EXERCISE DESCRIPTION. Note each line in the data below that holds "JSON", and copy it.

DATASET ENTRIES.

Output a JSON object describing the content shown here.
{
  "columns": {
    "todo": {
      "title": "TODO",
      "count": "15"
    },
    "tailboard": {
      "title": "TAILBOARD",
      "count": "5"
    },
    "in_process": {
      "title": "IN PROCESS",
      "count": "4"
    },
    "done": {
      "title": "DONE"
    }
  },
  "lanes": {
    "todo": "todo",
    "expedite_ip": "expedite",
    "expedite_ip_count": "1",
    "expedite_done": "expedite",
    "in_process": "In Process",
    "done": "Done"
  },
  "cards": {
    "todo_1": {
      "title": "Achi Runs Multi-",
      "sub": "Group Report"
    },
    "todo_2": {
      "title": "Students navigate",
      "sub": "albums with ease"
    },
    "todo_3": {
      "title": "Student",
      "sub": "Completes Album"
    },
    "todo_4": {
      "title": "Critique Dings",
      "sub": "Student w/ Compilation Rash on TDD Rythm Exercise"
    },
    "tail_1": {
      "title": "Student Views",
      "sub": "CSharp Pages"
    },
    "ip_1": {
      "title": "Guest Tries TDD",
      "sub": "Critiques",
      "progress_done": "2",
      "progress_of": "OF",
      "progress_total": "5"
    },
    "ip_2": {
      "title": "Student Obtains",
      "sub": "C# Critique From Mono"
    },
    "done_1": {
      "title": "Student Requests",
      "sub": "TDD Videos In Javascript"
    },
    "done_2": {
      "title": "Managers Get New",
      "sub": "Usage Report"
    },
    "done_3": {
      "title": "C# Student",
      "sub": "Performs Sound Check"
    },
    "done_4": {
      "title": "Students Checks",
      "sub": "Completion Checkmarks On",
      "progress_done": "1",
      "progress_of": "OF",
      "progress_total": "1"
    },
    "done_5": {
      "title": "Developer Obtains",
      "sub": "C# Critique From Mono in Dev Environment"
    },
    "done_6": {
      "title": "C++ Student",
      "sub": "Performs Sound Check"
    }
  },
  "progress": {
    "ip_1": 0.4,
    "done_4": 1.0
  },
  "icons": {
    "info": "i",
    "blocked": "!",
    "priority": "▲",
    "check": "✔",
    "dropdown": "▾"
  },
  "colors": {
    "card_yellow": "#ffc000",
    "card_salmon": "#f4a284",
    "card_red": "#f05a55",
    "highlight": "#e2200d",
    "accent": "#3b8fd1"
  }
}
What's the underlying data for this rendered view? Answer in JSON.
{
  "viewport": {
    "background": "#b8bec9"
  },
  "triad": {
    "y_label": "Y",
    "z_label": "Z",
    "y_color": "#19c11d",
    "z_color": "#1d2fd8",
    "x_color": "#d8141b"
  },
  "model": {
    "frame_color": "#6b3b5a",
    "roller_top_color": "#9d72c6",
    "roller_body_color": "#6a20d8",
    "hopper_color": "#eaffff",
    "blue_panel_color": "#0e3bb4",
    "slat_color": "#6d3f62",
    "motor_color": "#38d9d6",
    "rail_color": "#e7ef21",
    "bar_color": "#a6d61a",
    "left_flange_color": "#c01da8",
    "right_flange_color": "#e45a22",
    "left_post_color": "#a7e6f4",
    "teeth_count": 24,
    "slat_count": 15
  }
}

SOLUTION TO THIS PROBLEM.
Output a JSON object describing the content shown here.
What's the underlying data for this rendered view? Answer in JSON.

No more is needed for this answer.